  • As was the case with OHMSS, an actor very different from his predecessor was cast as Blofeld. This is in keeping with how Fleming depicted Blofeld in his novels as frequently changing his appearance and even demeanor. The fact his scheming includes using plastic surgery to create doubles of himself further explains his change of appearance (which, among other things, included restoring his earlobes that had been removed as part of his scheme in OHMSS). The film avoids the question of whether the real Blofeld is apparently killed by Bond at the end or another double; when a Blofeld-like character (assumed to be the original) appears in the opening sequence of For Your Eyes Only, his poor physical condition would suggest he is the same individual seen in this film.

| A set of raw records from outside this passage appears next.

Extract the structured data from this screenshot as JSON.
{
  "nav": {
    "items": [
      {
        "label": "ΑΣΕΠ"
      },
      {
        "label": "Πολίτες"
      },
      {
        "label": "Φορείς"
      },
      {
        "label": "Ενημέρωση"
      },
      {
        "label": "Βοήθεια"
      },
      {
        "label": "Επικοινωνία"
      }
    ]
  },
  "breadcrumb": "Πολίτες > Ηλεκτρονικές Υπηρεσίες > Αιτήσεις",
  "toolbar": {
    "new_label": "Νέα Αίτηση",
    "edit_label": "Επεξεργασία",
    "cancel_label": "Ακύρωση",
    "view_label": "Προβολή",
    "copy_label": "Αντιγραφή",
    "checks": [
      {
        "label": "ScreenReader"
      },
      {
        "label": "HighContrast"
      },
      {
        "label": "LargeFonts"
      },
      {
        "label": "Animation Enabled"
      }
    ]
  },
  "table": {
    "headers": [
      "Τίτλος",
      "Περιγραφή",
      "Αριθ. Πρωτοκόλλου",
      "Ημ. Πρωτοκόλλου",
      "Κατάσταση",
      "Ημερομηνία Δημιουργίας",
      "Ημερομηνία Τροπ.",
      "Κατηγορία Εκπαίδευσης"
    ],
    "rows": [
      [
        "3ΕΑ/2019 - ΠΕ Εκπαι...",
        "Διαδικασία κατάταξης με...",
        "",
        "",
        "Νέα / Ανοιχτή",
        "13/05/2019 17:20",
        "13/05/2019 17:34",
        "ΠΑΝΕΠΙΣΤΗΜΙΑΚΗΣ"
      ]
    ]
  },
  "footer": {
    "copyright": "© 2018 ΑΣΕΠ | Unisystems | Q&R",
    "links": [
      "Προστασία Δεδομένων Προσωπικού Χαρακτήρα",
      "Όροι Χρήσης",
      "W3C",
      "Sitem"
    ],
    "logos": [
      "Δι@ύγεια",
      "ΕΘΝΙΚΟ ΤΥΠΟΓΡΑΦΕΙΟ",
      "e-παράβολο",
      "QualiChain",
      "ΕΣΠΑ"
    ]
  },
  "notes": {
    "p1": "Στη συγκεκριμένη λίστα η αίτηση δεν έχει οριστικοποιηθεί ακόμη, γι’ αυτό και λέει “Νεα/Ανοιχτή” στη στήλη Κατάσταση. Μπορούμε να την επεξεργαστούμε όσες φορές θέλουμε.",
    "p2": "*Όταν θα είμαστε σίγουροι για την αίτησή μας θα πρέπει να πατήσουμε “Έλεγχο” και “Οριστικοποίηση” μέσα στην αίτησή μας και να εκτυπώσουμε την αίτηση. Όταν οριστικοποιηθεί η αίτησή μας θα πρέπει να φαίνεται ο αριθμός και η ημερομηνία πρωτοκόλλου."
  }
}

  • The exterior for the Whyte House Hotel is the Las Vegas Hilton (then called the Las Vegas International Hotel).
  • The Lufthansa flight that carries Bond and Tiffany, Wint and Kidd from Frankfurt to Los Angeles was LH450. To the present day (2019) this same flight number and route is still operated by Lufthansa.
  • Two villains in the Cartoon Network's animated series Codename: Kids Next Door, Mr. Fibb and Mr. Wink, are spoofs of Mr. Kidd and Mr. Wint.
  • Sammy Davis Jr.'s brief cameo appearance was cut from the theatrical release. It would later be restored on the DVD. The scene has Davis and Saxby ridiculing Bond's decision to wear a tuxedo to a Vegas casino, an indication of how standards in Vegas differed from European casinos (Bond wears a tux when visiting a European casino in The World is Not Enough, for example.)
  • The woman in the bikini named "Marie", who was in the beginning of the film who Bond "convinced" to give up the location of Blofeld was Denise Perrier, Miss World 1953.
  • The man who drowns in the mudbath was played by stuntman Max Latimer. The mud was actually bucketloads of mashed potatoes. Latimer had to hold his breath as he submerged under the substance each time. As the studio lamps were very hot, the mashed potato mixture started to cook due to the filming taking a long time, by the end of which it started to smell horrible.
  • The Jay Sarno, owner of the circus seen in this film insisted that he be allowed to display the scene featuring the Zambora attraction, in exchange for letting them use his circus as a set. He also plays a minor role in the film.
  • Beginning with Diamonds are Forever and ending with Octopussy, the franchise would alternate from film-to-film between being scored by John Barry or other composers.
  • The fate of the three people Bond interrogates during the teaser is left ambiguous, with Marie in particular left in the process of being choked by Bond. Whether he lets them go or uses his licence to kill in order to prevent Blofeld from being forewarned is left unconfirmed.


External links[]